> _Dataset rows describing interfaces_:
=-=-=
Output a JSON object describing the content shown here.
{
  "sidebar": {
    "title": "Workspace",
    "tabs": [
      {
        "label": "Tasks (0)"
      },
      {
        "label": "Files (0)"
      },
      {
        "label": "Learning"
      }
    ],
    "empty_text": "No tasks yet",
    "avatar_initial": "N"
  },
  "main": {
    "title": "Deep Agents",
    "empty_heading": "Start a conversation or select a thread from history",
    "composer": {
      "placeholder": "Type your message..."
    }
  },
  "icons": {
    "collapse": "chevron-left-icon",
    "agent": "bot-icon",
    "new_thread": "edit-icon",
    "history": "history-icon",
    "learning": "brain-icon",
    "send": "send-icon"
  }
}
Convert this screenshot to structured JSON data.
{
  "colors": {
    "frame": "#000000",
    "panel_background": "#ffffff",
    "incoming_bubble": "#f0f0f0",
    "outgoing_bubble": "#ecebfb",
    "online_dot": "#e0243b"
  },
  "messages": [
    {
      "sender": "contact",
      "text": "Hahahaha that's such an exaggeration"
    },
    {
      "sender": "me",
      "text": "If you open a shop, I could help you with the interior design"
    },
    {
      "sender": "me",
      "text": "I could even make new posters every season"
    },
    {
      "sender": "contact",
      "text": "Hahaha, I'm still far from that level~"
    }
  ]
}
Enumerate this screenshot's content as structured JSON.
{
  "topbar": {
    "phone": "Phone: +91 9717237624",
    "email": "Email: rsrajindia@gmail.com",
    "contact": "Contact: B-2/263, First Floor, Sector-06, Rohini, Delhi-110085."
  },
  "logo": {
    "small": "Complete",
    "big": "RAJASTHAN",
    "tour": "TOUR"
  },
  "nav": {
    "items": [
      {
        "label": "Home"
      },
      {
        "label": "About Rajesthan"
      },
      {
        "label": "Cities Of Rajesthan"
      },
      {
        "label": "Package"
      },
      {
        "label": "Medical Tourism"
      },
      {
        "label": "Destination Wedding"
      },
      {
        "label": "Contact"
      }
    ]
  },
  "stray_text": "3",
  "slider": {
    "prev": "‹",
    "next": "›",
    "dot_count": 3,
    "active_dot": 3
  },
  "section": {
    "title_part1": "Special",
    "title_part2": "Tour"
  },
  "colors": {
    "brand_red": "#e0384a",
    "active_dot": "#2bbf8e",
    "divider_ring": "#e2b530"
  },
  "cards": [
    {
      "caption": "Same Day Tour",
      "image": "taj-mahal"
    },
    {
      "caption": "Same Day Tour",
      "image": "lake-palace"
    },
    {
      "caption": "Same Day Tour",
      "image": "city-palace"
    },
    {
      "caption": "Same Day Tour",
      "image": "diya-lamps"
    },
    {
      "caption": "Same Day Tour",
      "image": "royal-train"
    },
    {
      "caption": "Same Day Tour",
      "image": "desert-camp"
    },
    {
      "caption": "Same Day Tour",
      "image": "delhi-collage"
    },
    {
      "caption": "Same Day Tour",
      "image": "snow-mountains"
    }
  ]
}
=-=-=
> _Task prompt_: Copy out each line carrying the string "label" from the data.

> _Response area_:
        "label": "Tasks (0)"
        "label": "Files (0)"
        "label": "Learning"
        "label": "Home"
        "label": "About Rajesthan"
        "label": "Cities Of Rajesthan"
        "label": "Package"
        "label": "Medical Tourism"
        "label": "Destination Wedding"
        "label": "Contact"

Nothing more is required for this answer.